Usage-based insurance (UBI), also known as pay-as-you-drive insurance, can be an attractive option for EV owners. These policies consider factors like how much, when, and where you drive in determining premiums. As EVs are often used for shorter trips or commuting, they may benefit from lower rates under UBI policies.
Finally, it’s noteworthy to mention the environmental benefits of EVs, which may indirectly influence insurance. As more insurance companies recognize the environmental advantages of electric vehicles and their role in reducing carbon emissions, they may offer special discounts for EV owners. Additionally, the increasing adoption of EVs may lead to a greener, safer transportation environment, potentially contributing to lower insurance costs in the long run.
Insurance Discounts and Incentives for Electric Vehicles
Federal and State Tax Credits
One of the significant financial advantages that come with owning an electric vehicle (EV) is the availability of federal and state tax credits.

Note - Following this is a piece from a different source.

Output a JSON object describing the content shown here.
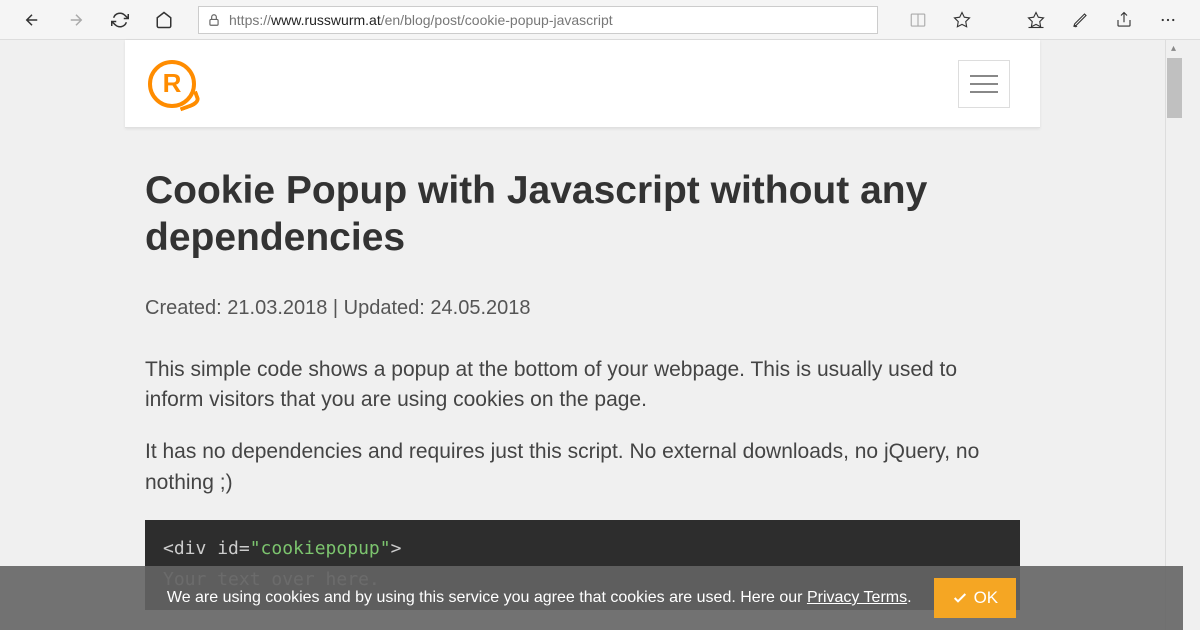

The federal government offers a tax credit of up to $7,500 for new EVs, although the credit begins to phase out once a manufacturer sells 200,000 eligible vehicles. On the state level, the amount and availability of credits vary, with some states offering additional incentives such as rebates or exemption from vehicle emissions testing.
Insurance Company Discounts
Some insurance companies recognize the environmental benefits and safety features of electric vehicles, offering discounts to EV owners. For example, insurers may provide a ‘green’ discount for driving a vehicle that has less environmental impact. Furthermore, insurance companies often offer discounts for cars equipped with advanced safety features, which are common in many EVs.
Energy-Efficient Vehicle Programs
There are also a number of energy-efficient vehicle programs that can benefit EV owners. These programs, often administered by local utility companies, offer benefits such as reduced electricity rates for EV charging during off-peak hours. In addition, some programs provide rebates for home charging equipment. These incentives, while not directly influencing insurance costs, can contribute to the overall affordability of owning and operating an EV.